Cultivation and genomic characterization of novel and ubiquitous marine nitrite-oxidizing bacteria from the Nitrospirales.

Nitrospirales, including the genus Nitrospira, are environmentally widespread chemolithoautotrophic nitrite-oxidizing bacteria. These mostly uncultured microorganisms gain energy through nitrite oxidation, fix CO, and thus play vital roles in nitrogen and carbon cycling. Over the last decade, our understanding of their physiology has advanced through several new discoveries, such as alternative energy metabolisms and complete ammonia oxidizers (comammox Nitrospira). These findings mainly resulted from studies of terrestrial species, whereas less attention has been given to marine Nitrospirales. In this study, we cultured three new marine Nitrospirales enrichments and one isolate. Three of these four NOB represent new Nitrospira species while the fourth represents a novel genus.
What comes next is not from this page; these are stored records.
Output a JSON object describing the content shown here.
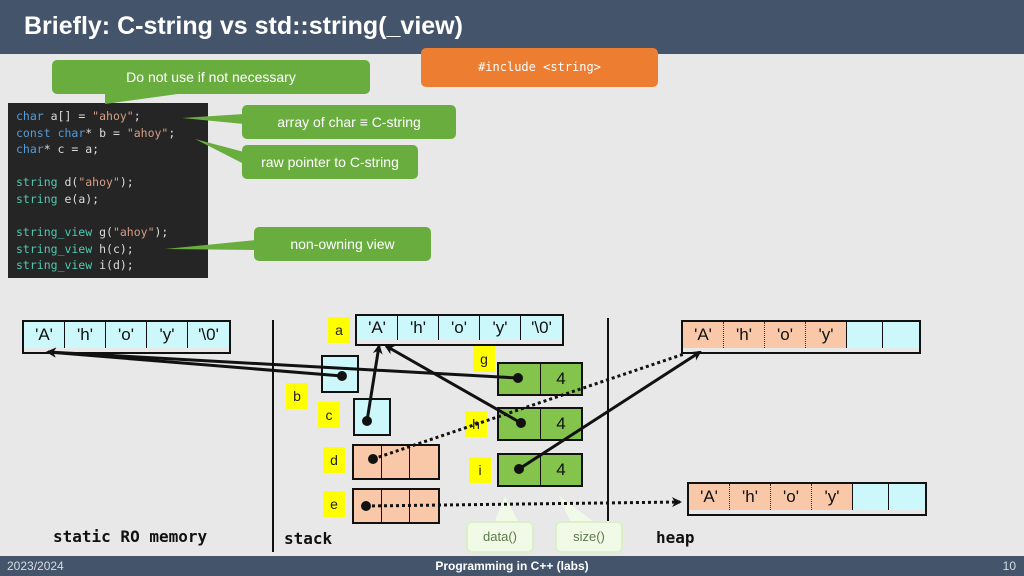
{
  "header": {
    "title": "Briefly: C-string vs std::string(_view)"
  },
  "callouts": {
    "not_necessary": "Do not use if not necessary",
    "include": "#include <string>",
    "array_of_char": "array of char ≡ C-string",
    "raw_pointer": "raw pointer to C-string",
    "non_owning": "non-owning view",
    "data": "data()",
    "size": "size()"
  },
  "code": {
    "lines": [
      [
        {
          "t": "char",
          "c": "kw"
        },
        {
          "t": " a[] = "
        },
        {
          "t": "\"ahoy\"",
          "c": "str"
        },
        {
          "t": ";"
        }
      ],
      [
        {
          "t": "const",
          "c": "kw"
        },
        {
          "t": " "
        },
        {
          "t": "char",
          "c": "kw"
        },
        {
          "t": "* b = "
        },
        {
          "t": "\"ahoy\"",
          "c": "str"
        },
        {
          "t": ";"
        }
      ],
      [
        {
          "t": "char",
          "c": "kw"
        },
        {
          "t": "* c = a;"
        }
      ],
      [],
      [
        {
          "t": "string",
          "c": "ty"
        },
        {
          "t": " d("
        },
        {
          "t": "\"ahoy\"",
          "c": "str"
        },
        {
          "t": ");"
        }
      ],
      [
        {
          "t": "string",
          "c": "ty"
        },
        {
          "t": " e(a);"
        }
      ],
      [],
      [
        {
          "t": "string_view",
          "c": "ty"
        },
        {
          "t": " g("
        },
        {
          "t": "\"ahoy\"",
          "c": "str"
        },
        {
          "t": ");"
        }
      ],
      [
        {
          "t": "string_view",
          "c": "ty"
        },
        {
          "t": " h(c);"
        }
      ],
      [
        {
          "t": "string_view",
          "c": "ty"
        },
        {
          "t": " i(d);"
        }
      ]
    ]
  },
  "memory": {
    "static_ro": [
      "'A'",
      "'h'",
      "'o'",
      "'y'",
      "'\\0'"
    ],
    "stack_array_a": [
      "'A'",
      "'h'",
      "'o'",
      "'y'",
      "'\\0'"
    ],
    "heap_d": [
      "'A'",
      "'h'",
      "'o'",
      "'y'",
      "",
      ""
    ],
    "heap_e": [
      "'A'",
      "'h'",
      "'o'",
      "'y'",
      "",
      ""
    ],
    "view_sizes": {
      "g": "4",
      "h": "4",
      "i": "4"
    },
    "var_labels": {
      "a": "a",
      "b": "b",
      "c": "c",
      "d": "d",
      "e": "e",
      "g": "g",
      "h": "h",
      "i": "i"
    },
    "regions": {
      "static": "static RO memory",
      "stack": "stack",
      "heap": "heap"
    }
  },
  "colors": {
    "header": "#44546a",
    "callout_green": "#6aad3f",
    "include_orange": "#ed7d31",
    "cell_cyan": "#ccf8fc",
    "cell_salmon": "#f8c8a8",
    "cell_green": "#84c44c",
    "label_yellow": "#ffff00"
  },
  "footer": {
    "year": "2023/2024",
    "course": "Programming in C++ (labs)",
    "page": "10"
  }
}
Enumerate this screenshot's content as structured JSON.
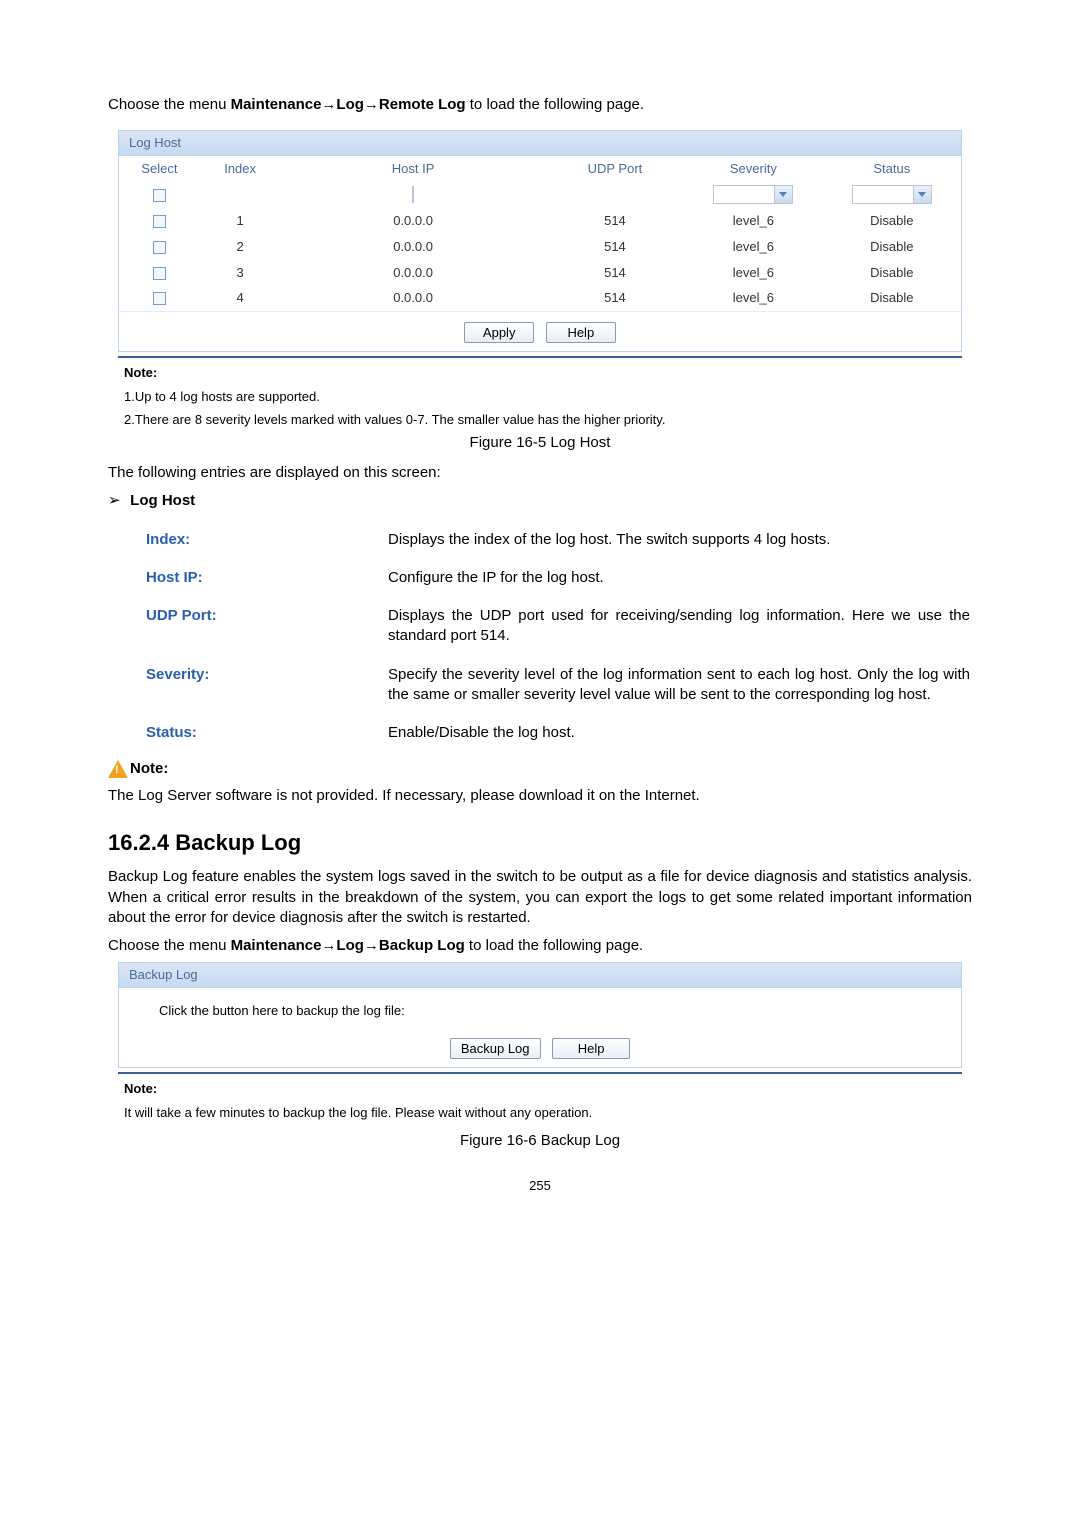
{
  "intro1_prefix": "Choose the menu ",
  "intro1_bold": "Maintenance→Log→Remote Log",
  "intro1_suffix": " to load the following page.",
  "log_host_panel": {
    "title": "Log Host",
    "headers": {
      "select": "Select",
      "index": "Index",
      "hostip": "Host IP",
      "udpport": "UDP Port",
      "severity": "Severity",
      "status": "Status"
    },
    "rows": [
      {
        "index": "1",
        "hostip": "0.0.0.0",
        "udpport": "514",
        "severity": "level_6",
        "status": "Disable"
      },
      {
        "index": "2",
        "hostip": "0.0.0.0",
        "udpport": "514",
        "severity": "level_6",
        "status": "Disable"
      },
      {
        "index": "3",
        "hostip": "0.0.0.0",
        "udpport": "514",
        "severity": "level_6",
        "status": "Disable"
      },
      {
        "index": "4",
        "hostip": "0.0.0.0",
        "udpport": "514",
        "severity": "level_6",
        "status": "Disable"
      }
    ],
    "apply": "Apply",
    "help": "Help"
  },
  "note_label": "Note:",
  "note1_line1": "1.Up to 4 log hosts are supported.",
  "note1_line2": "2.There are 8 severity levels marked with values 0-7. The smaller value has the higher priority.",
  "fig1": "Figure 16-5 Log Host",
  "entries_intro": "The following entries are displayed on this screen:",
  "log_host_heading": "Log Host",
  "defs": {
    "index": {
      "label": "Index:",
      "text": "Displays the index of the log host. The switch supports 4 log hosts."
    },
    "hostip": {
      "label": "Host IP:",
      "text": "Configure the IP for the log host."
    },
    "udpport": {
      "label": "UDP Port:",
      "text": "Displays the UDP port used for receiving/sending log information. Here we use the standard port 514."
    },
    "severity": {
      "label": "Severity:",
      "text": "Specify the severity level of the log information sent to each log host. Only the log with the same or smaller severity level value will be sent to the corresponding log host."
    },
    "status": {
      "label": "Status:",
      "text": "Enable/Disable the log host."
    }
  },
  "note2_text": "The Log Server software is not provided. If necessary, please download it on the Internet.",
  "section_heading": "16.2.4  Backup Log",
  "backup_intro": "Backup Log feature enables the system logs saved in the switch to be output as a file for device diagnosis and statistics analysis. When a critical error results in the breakdown of the system, you can export the logs to get some related important information about the error for device diagnosis after the switch is restarted.",
  "intro2_prefix": "Choose the menu ",
  "intro2_bold": "Maintenance→Log→Backup Log",
  "intro2_suffix": " to load the following page.",
  "backup_panel": {
    "title": "Backup Log",
    "text": "Click the button here to backup the log file:",
    "backup_btn": "Backup Log",
    "help_btn": "Help"
  },
  "note3_text": "It will take a few minutes to backup the log file. Please wait without any operation.",
  "fig2": "Figure 16-6 Backup Log",
  "page_number": "255"
}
This fourth organism, tentatively named "Ca. Nitronereus thalassa", represents the first cultured member of a Nitrospirales lineage that encompasses both free-living and sponge-associated nitrite oxidizers, is highly abundant in the environment, and shows distinct habitat distribution patterns compared to the marine Nitrospira species. Partially explaining this, "Ca. Nitronereus thalassa" harbors a unique combination of genes involved in carbon fixation and respiration, suggesting differential adaptations to fluctuating oxygen concentrations. Furthermore, "Ca. Nitronereus thalassa" appears to have a more narrow substrate range compared to many other marine nitrite oxidizers, as it lacks the genomic potential to utilize formate, cyanate, and urea. Lastly, we show that the presumed marine Nitrospirales lineages are not restricted to oceanic and saline environments, as previously assumed.

Mueller AJ, Daebeler A, Herbold CW, Kirkegaard RH, Daims H
2023 - ISME J, in press